**Assigned task**. Which lines of the data include the string "curve"? List them all.

Segment Start: Provided records

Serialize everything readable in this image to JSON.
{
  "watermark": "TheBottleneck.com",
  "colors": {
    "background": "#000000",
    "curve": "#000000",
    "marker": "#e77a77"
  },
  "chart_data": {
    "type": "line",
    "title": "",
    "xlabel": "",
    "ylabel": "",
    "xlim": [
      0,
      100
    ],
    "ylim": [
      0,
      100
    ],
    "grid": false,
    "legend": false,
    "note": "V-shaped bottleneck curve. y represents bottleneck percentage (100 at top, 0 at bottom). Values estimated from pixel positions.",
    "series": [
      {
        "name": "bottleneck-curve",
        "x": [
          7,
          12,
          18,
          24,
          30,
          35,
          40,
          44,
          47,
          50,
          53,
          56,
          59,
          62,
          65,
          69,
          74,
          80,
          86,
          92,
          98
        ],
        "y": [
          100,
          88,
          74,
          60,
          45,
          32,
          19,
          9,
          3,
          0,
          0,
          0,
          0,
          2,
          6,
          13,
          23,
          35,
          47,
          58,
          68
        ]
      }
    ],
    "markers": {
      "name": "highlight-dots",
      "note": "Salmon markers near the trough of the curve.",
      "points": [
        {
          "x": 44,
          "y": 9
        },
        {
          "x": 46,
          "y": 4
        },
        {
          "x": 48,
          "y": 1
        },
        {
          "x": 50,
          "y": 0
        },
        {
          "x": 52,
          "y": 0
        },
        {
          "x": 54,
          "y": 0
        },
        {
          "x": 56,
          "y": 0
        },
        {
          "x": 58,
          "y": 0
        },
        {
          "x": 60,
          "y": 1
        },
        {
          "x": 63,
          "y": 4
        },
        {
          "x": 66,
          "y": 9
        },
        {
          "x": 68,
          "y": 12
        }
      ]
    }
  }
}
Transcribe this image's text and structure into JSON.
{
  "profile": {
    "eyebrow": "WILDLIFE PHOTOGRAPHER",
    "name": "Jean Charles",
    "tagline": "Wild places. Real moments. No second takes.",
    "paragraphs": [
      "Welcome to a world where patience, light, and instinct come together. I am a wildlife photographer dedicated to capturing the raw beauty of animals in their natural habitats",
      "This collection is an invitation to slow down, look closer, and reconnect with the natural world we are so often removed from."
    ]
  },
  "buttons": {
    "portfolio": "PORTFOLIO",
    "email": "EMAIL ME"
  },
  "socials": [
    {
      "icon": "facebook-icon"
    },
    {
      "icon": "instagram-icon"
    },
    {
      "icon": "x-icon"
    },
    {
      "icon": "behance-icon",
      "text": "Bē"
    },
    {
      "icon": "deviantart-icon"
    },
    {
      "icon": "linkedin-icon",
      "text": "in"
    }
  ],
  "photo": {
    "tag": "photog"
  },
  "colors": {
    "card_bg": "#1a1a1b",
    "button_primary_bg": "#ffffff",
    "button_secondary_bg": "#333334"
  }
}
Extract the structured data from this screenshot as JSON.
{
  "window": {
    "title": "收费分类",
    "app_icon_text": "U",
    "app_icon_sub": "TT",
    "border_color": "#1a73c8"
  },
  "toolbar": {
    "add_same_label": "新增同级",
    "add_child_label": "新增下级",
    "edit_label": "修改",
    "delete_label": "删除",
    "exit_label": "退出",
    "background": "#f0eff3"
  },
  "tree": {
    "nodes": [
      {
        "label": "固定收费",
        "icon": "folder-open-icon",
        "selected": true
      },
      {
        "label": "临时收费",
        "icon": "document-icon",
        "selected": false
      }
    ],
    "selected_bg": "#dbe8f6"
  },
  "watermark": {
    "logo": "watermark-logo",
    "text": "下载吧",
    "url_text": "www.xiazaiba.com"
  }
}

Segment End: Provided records

**Response area**.
    "curve": "#000000",
    "note": "V-shaped bottleneck curve. y represents bottleneck percentage (100 at top, 0 at bottom). Values estimated from pixel positions.",
        "name": "bottleneck-curve",
      "note": "Salmon markers near the trough of the curve.",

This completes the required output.